The answer must consist of every line from the data that holds "DWORD".
====== EXERCISE INPUT ======
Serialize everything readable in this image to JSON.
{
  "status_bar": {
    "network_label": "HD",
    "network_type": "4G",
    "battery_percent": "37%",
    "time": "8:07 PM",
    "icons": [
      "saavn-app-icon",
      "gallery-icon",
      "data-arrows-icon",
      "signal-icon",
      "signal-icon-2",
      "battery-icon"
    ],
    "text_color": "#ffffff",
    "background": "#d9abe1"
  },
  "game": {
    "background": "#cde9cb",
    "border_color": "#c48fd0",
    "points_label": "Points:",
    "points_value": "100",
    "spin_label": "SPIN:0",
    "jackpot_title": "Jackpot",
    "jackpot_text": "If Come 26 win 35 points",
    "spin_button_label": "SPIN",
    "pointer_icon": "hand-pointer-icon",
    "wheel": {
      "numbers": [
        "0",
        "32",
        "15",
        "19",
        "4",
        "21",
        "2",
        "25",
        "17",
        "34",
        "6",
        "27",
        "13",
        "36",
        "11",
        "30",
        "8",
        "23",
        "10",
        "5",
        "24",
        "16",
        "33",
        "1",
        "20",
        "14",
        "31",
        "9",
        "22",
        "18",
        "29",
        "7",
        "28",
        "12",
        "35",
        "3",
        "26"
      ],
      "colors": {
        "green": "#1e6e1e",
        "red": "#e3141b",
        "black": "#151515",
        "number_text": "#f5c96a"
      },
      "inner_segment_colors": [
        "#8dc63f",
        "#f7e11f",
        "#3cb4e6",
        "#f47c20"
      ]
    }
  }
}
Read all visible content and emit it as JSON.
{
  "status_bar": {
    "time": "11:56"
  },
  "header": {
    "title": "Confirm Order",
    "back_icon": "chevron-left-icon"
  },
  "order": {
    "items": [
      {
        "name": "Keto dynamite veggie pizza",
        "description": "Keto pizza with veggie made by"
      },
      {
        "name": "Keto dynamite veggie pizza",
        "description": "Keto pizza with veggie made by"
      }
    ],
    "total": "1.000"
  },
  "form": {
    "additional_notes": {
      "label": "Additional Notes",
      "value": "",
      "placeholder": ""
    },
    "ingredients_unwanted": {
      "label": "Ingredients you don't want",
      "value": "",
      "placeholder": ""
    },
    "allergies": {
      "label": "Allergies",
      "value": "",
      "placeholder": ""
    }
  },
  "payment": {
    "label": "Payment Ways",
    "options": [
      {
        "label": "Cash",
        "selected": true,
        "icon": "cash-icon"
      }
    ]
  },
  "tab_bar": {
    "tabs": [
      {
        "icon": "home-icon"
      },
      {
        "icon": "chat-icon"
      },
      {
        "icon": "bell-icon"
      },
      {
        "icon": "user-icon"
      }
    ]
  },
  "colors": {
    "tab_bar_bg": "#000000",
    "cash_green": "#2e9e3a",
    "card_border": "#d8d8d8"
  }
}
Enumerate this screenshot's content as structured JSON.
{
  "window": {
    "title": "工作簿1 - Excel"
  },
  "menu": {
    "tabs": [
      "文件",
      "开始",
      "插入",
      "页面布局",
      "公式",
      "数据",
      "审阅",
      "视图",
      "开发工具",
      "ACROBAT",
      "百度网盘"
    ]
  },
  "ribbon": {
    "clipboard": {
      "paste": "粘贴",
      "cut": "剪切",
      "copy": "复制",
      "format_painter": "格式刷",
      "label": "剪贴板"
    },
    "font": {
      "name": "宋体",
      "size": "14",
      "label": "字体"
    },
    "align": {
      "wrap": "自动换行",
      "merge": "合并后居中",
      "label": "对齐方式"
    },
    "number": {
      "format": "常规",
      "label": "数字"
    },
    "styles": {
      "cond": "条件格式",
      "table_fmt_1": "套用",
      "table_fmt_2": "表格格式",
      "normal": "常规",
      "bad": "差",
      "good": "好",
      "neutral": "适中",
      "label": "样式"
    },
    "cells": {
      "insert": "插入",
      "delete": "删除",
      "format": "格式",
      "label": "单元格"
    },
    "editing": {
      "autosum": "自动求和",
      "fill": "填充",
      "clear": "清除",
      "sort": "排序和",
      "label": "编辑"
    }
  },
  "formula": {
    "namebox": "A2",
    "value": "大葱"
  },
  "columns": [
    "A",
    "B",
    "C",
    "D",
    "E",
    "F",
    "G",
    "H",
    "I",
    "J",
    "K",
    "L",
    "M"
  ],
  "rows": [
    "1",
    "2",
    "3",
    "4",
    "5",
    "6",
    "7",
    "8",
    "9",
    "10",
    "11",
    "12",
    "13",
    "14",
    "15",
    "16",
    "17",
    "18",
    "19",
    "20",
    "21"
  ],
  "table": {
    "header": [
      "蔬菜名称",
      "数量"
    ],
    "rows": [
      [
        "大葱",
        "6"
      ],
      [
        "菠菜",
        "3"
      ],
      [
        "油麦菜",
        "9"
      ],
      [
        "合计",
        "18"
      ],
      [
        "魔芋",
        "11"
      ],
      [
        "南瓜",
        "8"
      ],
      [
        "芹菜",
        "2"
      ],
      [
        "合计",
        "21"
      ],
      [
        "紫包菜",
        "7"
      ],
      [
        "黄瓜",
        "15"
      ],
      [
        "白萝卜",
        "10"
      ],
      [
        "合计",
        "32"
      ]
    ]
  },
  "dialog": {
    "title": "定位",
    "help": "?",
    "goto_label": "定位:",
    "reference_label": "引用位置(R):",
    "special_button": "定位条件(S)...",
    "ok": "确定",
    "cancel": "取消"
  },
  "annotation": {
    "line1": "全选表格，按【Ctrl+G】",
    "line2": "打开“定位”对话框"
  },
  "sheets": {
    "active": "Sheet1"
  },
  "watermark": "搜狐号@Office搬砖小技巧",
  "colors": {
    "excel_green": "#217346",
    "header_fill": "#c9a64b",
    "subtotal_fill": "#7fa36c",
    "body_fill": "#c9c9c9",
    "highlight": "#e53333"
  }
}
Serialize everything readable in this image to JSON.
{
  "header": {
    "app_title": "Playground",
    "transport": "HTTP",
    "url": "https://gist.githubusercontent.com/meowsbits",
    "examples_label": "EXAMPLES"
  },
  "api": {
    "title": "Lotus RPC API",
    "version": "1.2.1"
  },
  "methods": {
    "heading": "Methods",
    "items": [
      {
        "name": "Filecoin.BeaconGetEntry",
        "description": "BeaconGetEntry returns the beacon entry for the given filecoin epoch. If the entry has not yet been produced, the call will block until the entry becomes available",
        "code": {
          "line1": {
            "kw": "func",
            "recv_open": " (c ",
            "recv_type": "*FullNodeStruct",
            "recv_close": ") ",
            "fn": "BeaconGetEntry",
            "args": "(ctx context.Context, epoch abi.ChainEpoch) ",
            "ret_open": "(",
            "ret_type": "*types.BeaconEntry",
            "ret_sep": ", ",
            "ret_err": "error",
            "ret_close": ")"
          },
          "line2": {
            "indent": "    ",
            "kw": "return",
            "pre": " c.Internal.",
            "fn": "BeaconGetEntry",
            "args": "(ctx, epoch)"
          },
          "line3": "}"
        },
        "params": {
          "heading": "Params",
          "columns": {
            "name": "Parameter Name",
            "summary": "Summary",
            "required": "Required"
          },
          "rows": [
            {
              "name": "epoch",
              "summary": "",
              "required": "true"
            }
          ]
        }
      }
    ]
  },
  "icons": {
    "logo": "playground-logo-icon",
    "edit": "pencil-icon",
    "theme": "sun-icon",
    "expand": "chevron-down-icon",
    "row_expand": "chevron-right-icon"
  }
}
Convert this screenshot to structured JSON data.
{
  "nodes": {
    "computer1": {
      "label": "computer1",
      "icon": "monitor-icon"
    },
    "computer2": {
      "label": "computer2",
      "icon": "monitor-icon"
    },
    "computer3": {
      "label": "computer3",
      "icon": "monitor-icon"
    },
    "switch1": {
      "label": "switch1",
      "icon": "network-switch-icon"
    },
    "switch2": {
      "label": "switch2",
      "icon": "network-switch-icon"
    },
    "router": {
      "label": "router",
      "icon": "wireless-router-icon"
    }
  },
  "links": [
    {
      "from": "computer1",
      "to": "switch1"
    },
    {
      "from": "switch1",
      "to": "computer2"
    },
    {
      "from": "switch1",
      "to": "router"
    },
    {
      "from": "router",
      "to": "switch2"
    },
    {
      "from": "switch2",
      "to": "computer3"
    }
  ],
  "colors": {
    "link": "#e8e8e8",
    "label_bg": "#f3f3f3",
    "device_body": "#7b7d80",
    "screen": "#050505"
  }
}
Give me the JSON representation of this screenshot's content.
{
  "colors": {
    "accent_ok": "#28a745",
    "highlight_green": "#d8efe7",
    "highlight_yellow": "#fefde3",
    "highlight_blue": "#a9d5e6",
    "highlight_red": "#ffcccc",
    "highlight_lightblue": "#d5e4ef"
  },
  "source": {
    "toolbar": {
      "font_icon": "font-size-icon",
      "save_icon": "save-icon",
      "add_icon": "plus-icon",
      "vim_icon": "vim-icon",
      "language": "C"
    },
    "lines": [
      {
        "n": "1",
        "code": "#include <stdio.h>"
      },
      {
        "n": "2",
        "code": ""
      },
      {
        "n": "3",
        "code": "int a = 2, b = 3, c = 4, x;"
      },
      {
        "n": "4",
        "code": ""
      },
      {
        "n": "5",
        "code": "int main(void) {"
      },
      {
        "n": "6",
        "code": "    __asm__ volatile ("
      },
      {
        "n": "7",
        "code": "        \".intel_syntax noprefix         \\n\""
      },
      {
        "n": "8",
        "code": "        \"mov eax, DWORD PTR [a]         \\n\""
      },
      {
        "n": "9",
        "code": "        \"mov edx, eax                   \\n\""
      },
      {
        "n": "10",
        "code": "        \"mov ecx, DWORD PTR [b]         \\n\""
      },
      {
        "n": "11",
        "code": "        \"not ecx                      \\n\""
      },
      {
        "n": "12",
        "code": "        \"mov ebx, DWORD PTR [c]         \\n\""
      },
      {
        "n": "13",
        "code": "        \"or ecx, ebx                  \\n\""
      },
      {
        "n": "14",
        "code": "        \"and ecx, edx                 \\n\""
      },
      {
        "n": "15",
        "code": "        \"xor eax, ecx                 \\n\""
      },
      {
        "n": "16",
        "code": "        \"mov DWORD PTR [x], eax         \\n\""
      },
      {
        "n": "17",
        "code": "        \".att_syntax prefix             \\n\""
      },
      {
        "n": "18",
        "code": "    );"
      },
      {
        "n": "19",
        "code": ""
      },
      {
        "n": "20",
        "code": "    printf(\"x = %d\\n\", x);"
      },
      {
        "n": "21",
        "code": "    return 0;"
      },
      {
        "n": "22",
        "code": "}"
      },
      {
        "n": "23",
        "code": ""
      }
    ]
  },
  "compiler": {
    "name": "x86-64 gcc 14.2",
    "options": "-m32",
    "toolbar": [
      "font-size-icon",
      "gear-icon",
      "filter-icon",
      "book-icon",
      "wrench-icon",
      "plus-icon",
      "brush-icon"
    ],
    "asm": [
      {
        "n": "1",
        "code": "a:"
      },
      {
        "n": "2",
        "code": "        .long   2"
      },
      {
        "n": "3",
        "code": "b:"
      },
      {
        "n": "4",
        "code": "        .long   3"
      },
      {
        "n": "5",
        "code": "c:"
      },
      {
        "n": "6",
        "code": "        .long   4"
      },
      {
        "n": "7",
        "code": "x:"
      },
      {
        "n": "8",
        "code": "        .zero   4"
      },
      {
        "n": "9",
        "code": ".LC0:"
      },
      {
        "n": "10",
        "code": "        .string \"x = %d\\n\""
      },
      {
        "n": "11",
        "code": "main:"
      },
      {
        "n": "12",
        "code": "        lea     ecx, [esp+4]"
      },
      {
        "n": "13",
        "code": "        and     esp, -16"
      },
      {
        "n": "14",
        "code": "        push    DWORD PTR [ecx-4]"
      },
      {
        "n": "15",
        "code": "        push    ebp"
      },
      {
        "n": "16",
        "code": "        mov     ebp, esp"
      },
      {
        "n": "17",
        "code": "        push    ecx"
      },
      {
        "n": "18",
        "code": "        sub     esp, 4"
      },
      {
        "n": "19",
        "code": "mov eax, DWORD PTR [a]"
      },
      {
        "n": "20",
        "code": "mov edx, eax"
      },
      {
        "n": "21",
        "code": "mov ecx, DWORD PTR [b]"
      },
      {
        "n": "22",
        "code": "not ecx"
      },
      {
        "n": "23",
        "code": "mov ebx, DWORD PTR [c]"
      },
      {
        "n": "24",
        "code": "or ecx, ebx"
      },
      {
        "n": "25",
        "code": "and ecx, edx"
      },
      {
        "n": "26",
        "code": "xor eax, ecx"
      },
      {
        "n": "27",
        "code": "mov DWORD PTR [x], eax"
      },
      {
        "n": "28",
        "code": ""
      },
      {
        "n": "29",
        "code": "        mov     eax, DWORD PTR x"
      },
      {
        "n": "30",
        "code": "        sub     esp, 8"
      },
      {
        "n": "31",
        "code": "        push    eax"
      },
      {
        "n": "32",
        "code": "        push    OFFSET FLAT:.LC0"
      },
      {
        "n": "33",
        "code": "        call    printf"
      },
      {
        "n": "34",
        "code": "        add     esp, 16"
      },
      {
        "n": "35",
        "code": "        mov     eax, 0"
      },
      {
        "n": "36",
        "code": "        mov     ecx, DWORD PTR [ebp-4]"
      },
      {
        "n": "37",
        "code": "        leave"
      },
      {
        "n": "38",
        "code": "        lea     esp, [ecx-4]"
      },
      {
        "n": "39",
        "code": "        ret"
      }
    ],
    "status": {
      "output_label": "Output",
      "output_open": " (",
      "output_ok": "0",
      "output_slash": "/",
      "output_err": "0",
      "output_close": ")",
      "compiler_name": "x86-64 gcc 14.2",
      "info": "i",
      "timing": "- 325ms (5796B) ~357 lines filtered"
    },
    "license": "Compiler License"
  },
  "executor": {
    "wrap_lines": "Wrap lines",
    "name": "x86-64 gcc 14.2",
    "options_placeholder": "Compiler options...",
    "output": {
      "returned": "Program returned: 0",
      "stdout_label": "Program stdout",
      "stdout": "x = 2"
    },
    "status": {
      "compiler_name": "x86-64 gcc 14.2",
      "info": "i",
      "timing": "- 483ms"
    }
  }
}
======
**ANSWER:**
        "code": "        \"mov eax, DWORD PTR [a]         \\n\""
        "code": "        \"mov ecx, DWORD PTR [b]         \\n\""
        "code": "        \"mov ebx, DWORD PTR [c]         \\n\""
        "code": "        \"mov DWORD PTR [x], eax         \\n\""
        "code": "        push    DWORD PTR [ecx-4]"
        "code": "mov eax, DWORD PTR [a]"
        "code": "mov ecx, DWORD PTR [b]"
        "code": "mov ebx, DWORD PTR [c]"
        "code": "mov DWORD PTR [x], eax"
        "code": "        mov     eax, DWORD PTR x"
        "code": "        mov     ecx, DWORD PTR [ebp-4]"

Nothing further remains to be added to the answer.